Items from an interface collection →
BEGIN
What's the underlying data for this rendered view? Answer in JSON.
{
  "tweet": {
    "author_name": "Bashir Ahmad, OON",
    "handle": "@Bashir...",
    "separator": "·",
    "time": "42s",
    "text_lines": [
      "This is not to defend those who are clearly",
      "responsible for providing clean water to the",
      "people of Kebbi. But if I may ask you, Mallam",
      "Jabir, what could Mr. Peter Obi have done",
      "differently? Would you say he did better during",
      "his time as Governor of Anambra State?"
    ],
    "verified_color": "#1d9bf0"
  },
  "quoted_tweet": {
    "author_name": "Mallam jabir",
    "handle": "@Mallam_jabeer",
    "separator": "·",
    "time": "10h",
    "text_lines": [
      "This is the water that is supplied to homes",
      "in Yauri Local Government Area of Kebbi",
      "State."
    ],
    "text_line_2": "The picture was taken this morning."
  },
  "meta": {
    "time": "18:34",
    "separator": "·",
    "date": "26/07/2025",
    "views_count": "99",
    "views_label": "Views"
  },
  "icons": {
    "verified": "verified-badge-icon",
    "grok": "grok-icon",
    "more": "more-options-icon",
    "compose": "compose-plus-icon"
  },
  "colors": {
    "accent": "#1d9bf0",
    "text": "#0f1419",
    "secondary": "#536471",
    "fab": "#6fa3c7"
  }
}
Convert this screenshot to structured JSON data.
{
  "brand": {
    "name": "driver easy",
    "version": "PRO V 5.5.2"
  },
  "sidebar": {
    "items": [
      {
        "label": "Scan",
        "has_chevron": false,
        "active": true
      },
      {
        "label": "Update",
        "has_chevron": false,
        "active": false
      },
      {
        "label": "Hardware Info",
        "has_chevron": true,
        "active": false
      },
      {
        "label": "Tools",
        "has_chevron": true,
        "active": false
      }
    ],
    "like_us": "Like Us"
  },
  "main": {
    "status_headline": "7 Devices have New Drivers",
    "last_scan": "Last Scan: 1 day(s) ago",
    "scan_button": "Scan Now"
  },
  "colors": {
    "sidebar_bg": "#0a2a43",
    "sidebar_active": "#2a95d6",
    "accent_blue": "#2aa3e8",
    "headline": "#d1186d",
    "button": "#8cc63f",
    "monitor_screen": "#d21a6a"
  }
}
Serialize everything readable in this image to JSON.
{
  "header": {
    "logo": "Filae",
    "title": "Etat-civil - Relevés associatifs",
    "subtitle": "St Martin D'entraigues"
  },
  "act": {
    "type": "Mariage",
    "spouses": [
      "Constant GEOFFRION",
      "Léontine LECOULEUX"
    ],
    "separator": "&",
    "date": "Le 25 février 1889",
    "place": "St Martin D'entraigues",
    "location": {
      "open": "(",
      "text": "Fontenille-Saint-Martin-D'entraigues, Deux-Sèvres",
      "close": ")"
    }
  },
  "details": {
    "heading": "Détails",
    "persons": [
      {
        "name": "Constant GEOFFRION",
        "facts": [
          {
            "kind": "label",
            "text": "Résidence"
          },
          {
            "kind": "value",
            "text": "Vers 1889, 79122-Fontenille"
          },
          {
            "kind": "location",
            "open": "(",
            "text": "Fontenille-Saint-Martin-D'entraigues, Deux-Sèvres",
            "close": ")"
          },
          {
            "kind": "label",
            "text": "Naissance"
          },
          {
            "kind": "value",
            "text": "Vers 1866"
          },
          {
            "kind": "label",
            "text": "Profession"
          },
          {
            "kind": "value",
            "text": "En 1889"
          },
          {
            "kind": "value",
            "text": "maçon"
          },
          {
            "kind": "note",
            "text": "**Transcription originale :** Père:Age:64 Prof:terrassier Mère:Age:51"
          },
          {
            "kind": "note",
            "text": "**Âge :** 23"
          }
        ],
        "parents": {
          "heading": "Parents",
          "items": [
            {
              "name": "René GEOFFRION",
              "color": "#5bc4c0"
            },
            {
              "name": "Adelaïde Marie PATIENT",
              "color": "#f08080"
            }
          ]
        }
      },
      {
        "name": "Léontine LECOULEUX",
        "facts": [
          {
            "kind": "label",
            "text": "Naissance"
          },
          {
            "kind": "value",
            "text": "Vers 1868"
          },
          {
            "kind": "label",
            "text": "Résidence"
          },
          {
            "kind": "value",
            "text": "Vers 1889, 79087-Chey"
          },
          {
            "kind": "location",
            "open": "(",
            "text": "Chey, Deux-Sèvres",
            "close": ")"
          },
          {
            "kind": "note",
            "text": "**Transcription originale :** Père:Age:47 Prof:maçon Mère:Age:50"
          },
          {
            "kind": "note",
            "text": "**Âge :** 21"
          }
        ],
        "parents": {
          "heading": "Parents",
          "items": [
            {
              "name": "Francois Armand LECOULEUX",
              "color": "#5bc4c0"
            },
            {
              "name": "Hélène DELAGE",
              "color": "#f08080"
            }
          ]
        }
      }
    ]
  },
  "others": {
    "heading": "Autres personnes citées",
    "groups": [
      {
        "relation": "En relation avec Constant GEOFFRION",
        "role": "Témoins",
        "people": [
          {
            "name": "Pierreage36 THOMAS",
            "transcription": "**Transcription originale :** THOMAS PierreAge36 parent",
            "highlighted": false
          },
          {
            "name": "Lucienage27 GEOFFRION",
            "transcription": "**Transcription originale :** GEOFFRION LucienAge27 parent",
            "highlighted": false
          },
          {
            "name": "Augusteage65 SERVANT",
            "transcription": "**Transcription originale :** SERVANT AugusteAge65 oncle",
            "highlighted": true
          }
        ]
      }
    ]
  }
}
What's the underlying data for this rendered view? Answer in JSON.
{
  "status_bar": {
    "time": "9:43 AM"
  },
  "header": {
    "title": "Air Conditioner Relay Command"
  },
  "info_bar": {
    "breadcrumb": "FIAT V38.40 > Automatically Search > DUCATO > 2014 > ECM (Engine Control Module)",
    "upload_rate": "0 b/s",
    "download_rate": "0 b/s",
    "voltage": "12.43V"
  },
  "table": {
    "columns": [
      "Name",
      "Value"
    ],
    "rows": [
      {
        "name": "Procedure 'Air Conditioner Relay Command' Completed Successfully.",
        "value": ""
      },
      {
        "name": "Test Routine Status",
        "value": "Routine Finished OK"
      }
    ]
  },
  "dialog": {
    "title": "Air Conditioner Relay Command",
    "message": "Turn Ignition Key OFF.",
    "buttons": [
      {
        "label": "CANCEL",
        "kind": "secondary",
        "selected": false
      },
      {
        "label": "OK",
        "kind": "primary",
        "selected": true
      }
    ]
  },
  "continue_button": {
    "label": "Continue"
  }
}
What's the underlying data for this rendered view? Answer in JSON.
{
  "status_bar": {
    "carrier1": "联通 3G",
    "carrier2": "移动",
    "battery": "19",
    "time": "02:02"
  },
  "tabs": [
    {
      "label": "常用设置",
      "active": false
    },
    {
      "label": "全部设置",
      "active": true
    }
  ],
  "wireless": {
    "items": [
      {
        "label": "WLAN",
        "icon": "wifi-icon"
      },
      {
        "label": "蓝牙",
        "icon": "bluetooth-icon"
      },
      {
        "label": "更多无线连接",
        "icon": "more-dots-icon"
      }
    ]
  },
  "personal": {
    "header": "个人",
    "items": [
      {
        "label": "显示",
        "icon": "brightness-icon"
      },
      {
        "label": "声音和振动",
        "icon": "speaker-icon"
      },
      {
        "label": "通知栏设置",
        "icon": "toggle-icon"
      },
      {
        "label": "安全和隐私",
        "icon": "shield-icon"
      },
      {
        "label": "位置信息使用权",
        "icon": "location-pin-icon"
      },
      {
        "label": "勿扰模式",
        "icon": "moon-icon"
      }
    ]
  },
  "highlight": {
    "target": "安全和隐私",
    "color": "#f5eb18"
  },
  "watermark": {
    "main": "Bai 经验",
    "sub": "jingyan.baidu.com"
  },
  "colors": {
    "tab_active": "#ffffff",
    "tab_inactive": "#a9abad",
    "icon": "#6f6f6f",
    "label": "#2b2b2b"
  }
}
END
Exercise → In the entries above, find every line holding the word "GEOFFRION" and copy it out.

Exercise answer →
      "Constant GEOFFRION",
        "name": "Constant GEOFFRION",
              "name": "René GEOFFRION",
        "relation": "En relation avec Constant GEOFFRION",
            "name": "Lucienage27 GEOFFRION",
            "transcription": "**Transcription originale :** GEOFFRION LucienAge27 parent",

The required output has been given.